The Dryad Point Lighthouse comes into view as I enter Seaforth Channel.
After two nights of sleeping in a comfortable hotel bed, and a full day of resting up, I was anxious to get going again on my Inside Passage kayaking adventure. When the alarm went off at 5am, I was ready. My gear was already packed and ready to go so by 6am, my boat was in the water and Shearwater was disappearing behind me.
Looking up Troup Passage.
The sky today was cloudy and the temperature was in the mid 50’s. The tide was falling for the first two hours of paddling, so that helped push me along through Seaforth channel. By the time, I reached Idol Point at 9:20am the tide had started to rise and the current was now against me. I crossed Seaforth Channel where it meets Spiller Channel at the tip of the Don Peninsula. Sea swells were moving up the channel and combined with a headwind and current going against me, slowed me almost to a stop. I kept paddling, slowly making headway of no more than 2mph. Not until reaching Balagny Pass by Watch Island could I get out of the wind and take a break.

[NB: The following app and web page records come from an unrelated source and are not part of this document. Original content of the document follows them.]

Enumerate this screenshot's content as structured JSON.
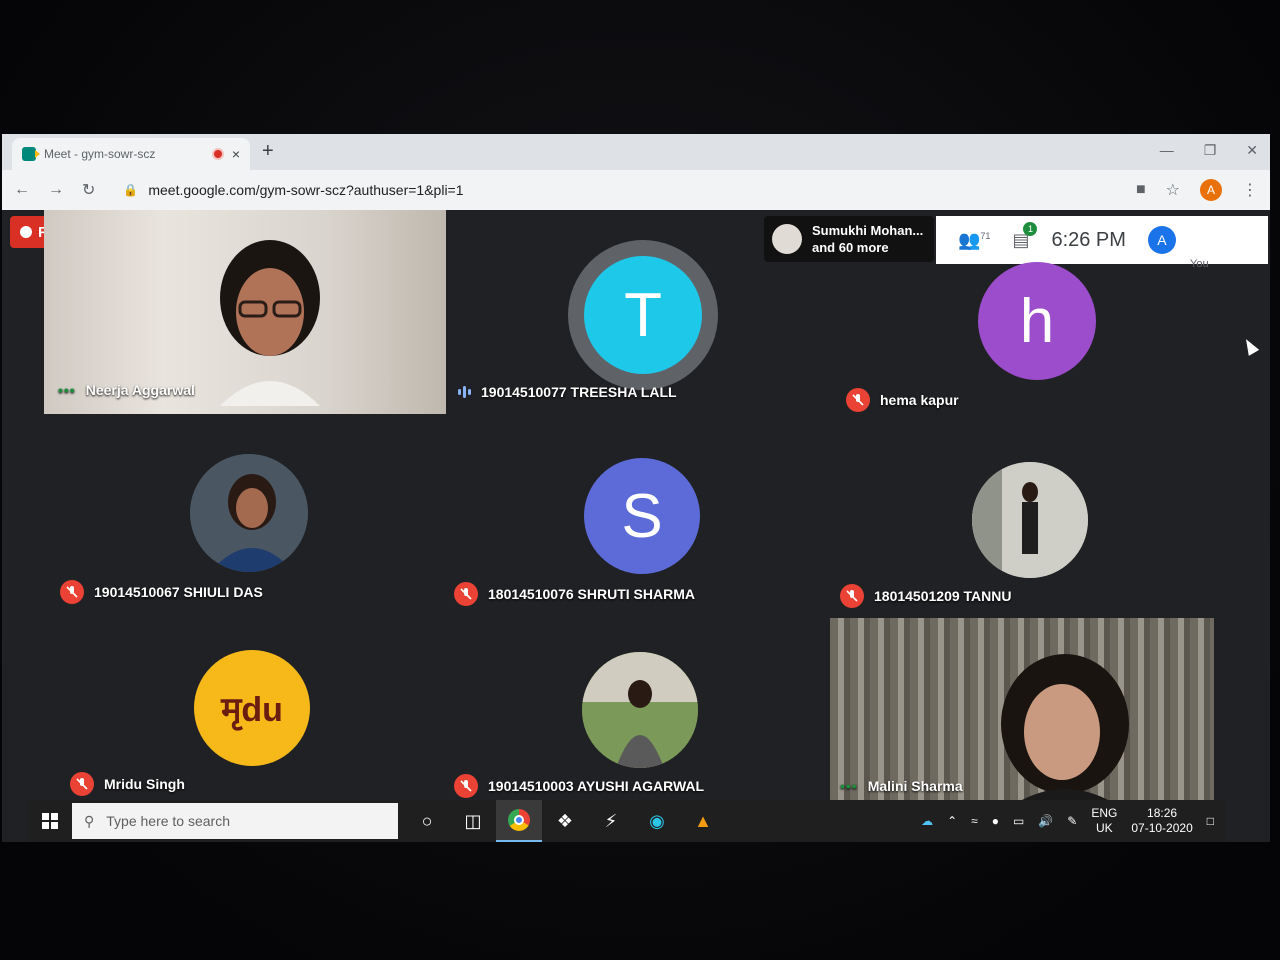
{
  "browser": {
    "tab_title": "Meet - gym-sowr-scz",
    "tab_close": "×",
    "new_tab": "+",
    "url": "meet.google.com/gym-sowr-scz?authuser=1&pli=1",
    "profile_initial": "A"
  },
  "meet": {
    "rec_label": "REC",
    "presenter_text_1": "Sumukhi Mohan...",
    "presenter_text_2": "and 60 more",
    "participant_count": "71",
    "chat_badge": "1",
    "time": "6:26 PM",
    "you_initial": "A",
    "you_label": "You",
    "participants": [
      {
        "name": "Neerja Aggarwal",
        "mode": "video"
      },
      {
        "name": "19014510077 TREESHA LALL",
        "initial": "T",
        "color": "#1ec8e8",
        "mode": "speaking"
      },
      {
        "name": "hema kapur",
        "initial": "h",
        "color": "#9c4dcc",
        "mode": "muted"
      },
      {
        "name": "19014510067 SHIULI DAS",
        "mode": "photo"
      },
      {
        "name": "18014510076 SHRUTI SHARMA",
        "initial": "S",
        "color": "#5c6bd8",
        "mode": "muted"
      },
      {
        "name": "18014501209 TANNU",
        "mode": "photo"
      },
      {
        "name": "Mridu Singh",
        "logo_text": "मृdu",
        "color": "#f7b81a",
        "mode": "muted"
      },
      {
        "name": "19014510003 AYUSHI AGARWAL",
        "mode": "photo"
      },
      {
        "name": "Malini Sharma",
        "mode": "video"
      }
    ]
  },
  "taskbar": {
    "search_placeholder": "Type here to search",
    "lang_1": "ENG",
    "lang_2": "UK",
    "clock_time": "18:26",
    "clock_date": "07-10-2020"
  }
}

It was now 12 noon and I had paddled 18 miles in the past 6 hours, much of it in rough conditions. All I wanted to do now was find a good place to spend the night and stop paddling for a while.
Approaching Roar Islet in Blair Inlet.
Many of the beaches in this area would make great campsites. Most are composed of rounded gravel pebbles, and are elevated enough to ensure a dry campsite above even the highest tides. I spotted a small island off the southeast tip of Cecilia Island in Blair Inlet that seemed to offer the best place to camp in the area. This little island, named Roar Islet, turned out to be the best campsite yet on this leg of the trip. The crushed stone shoreline allowed easy landing and launching at any tide level and a tent site at the top of the beach offered protection from the strong winds blowing off Seaforth Channel. The views from here out across Blair Inlet and Seaforth Channel were beautiful. I spent much of the afternoon watching fishing boats, yachts and ferries as they pushed their way through the rough waters of the nearby channels.
The beach on Roar Islet.
It did not look like rain so, instead of setting up my tent or pyramid fly, I decided to depend on my bivy sack and a small tarp to stay dry. That turned out to be a big mistake, as it started drizzling overnight and continued into the next morning. This would be the last night on the trip that I did not have a rain shelter set up before going to sleep. The next morning as I tried to get dressed for paddling and pack up in the rain, my gear was getting wetter by the minute. All I could do was work as fast as possible to get everything packed before it became completely soaked.